The best way to learn how to pull focus is to be thrown into the fire, but there are ways to get better without a cinema camera setup at home — all it takes is some dedication and a bit of time on the weekend.
1. Guess and measure distances
The easiest way to become a better focus puller is to become exceptionally accurate at guessing distances. You should strive to become a human measuring tape. The best 1st AC’s will walk into a room and have a real, tangible sense of the space they’re in.
Start by going into a room with any measuring device and sit in the corner of it. Pick an object, write down your best guess for its distance and then measure to it from where you were sitting. Once you know the true measurement, compare it against your guess then really try and get a feel for how far away it is. It is important not just to guess, but to evaluate after the fact to get a sense for what 5, 10 or 15 feet looks like to your eyes.
Once you get good at this you can even move on to guessing depth-of-field by choosing an object, a random focal length, and go through the process of guessing and checking with a depth-of-field calculator. Knowing distances are good, but also knowing how much play you have with depth-of-field is a big part of focus pulling as well.
2. People watch in public places
You may not always know what is going to happen in a scene because of rewrites or improvisation. Being able to anticipate the natural movements of people can help you subconsciously prepare for unexpected moments in a scene.
Go out to a public place like a park, a mall, or even on the street and start paying attention to how people act, react, and move around certain spaces. When two people are talking do they lean into each other? Do they lean forward before getting up? When someone is walking with a friend, how do they pace themselves?
You should attempt to visit a variety of atmospheres where people will act differently. Intimate settings, like restaurants, are probably the most likely to pop up in movie scripts.
Now, I don’t advise being creepy and stalking people, but pay attention to surroundings and the physical movements within them. That way you build up a certain expectation to how people, and subsequently actors, will react in certain situations.
3. Pantomime the motions
The easiest way to do this is to sit in a room and put your hand in the air like your gripping a follow focus. Now look at a doorway with your hand ready at your “air” follow focus. Pretend a character is walking in and sitting down somewhere in the room and adjust your pretend follow focus as necessary.
This is good practice because it emphasizes the motion of focus pulling and will get your mind used to the direction in which you must pull to go a certain way within the focal plane. The saying I use is “go back to go back and go forward to come forward.” That means you pull the disc towards you to send focus further distance-wise and move the disc away to bring the focus closer — at least on cinema style lenses.

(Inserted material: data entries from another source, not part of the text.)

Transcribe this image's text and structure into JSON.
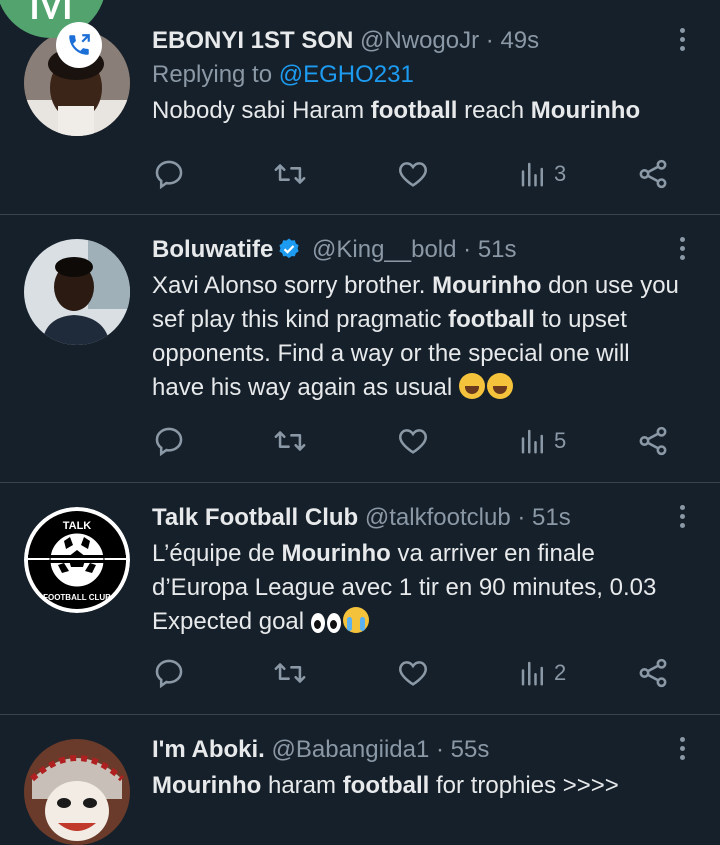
{
  "overlay": {
    "letter": "M"
  },
  "tweets": [
    {
      "name": "EBONYI 1ST SON",
      "handle": "@NwogoJr",
      "time": "49s",
      "replying_prefix": "Replying to",
      "replying_to": "@EGHO231",
      "segments": [
        {
          "t": "Nobody sabi Haram ",
          "b": false
        },
        {
          "t": "football",
          "b": true
        },
        {
          "t": " reach ",
          "b": false
        },
        {
          "t": "Mourinho",
          "b": true
        }
      ],
      "views": "3"
    },
    {
      "name": "Boluwatife",
      "verified": true,
      "handle": "@King__bold",
      "time": "51s",
      "segments": [
        {
          "t": "Xavi Alonso sorry brother. ",
          "b": false
        },
        {
          "t": "Mourinho",
          "b": true
        },
        {
          "t": " don use you sef play this kind pragmatic ",
          "b": false
        },
        {
          "t": "football",
          "b": true
        },
        {
          "t": " to upset opponents. Find a way or the special one will have his way again as usual ",
          "b": false
        }
      ],
      "emoji": [
        "face-with-tears-of-joy",
        "face-with-tears-of-joy"
      ],
      "views": "5"
    },
    {
      "name": "Talk Football Club",
      "handle": "@talkfootclub",
      "time": "51s",
      "avatar_text_top": "TALK",
      "avatar_text_bottom": "FOOTBALL CLUB",
      "segments": [
        {
          "t": "L’équipe de ",
          "b": false
        },
        {
          "t": "Mourinho",
          "b": true
        },
        {
          "t": " va arriver en finale d’Europa League avec 1 tir en 90 minutes, 0.03 Expected goal ",
          "b": false
        }
      ],
      "emoji": [
        "eyes",
        "loudly-crying-face"
      ],
      "views": "2"
    },
    {
      "name": "I'm Aboki.",
      "handle": "@Babangiida1",
      "time": "55s",
      "segments": [
        {
          "t": "Mourinho",
          "b": true
        },
        {
          "t": " haram ",
          "b": false
        },
        {
          "t": "football",
          "b": true
        },
        {
          "t": " for trophies >>>>",
          "b": false
        }
      ]
    }
  ],
  "separator": "·",
  "icons": {
    "reply": "reply-icon",
    "retweet": "retweet-icon",
    "like": "heart-icon",
    "views": "views-icon",
    "share": "share-icon",
    "more": "more-icon",
    "verified": "verified-badge-icon",
    "call": "phone-icon"
  },
  "colors": {
    "background": "#15202b",
    "text": "#e7e9ea",
    "muted": "#8b98a5",
    "link": "#1d9bf0",
    "divider": "#38444d",
    "badge": "#52a36e"
  }
}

I cannot overstate how important knowing this concept is to pulling focus. Once you can adjust direction without thinking, focus pulling becomes so much easier.
It can be one thing to gauge a distance, expect a movement, but in the end the follow focus has to be turned in a balletic fashion to coincide with on-screen movement. Get used to these kinds of motions and when you do the real thing, it will be a lot more relaxing.
Practice Makes Perfect Focus
Pulling focus can be intimidating, but it can also be really fun. If you’re having difficulties with it, don’t fret. Even the pros have their bad days.
But if you’re feeling like you aren’t yet the best focus puller you can be, try one or all of these suggestions in the next few days and I guarantee that you will come out on the other side with a better sense of the job.
What are some ways that you better yourself as a focus puller? Any tricks that you practice in your off time? I’d love to hear and discuss them with you in the comments.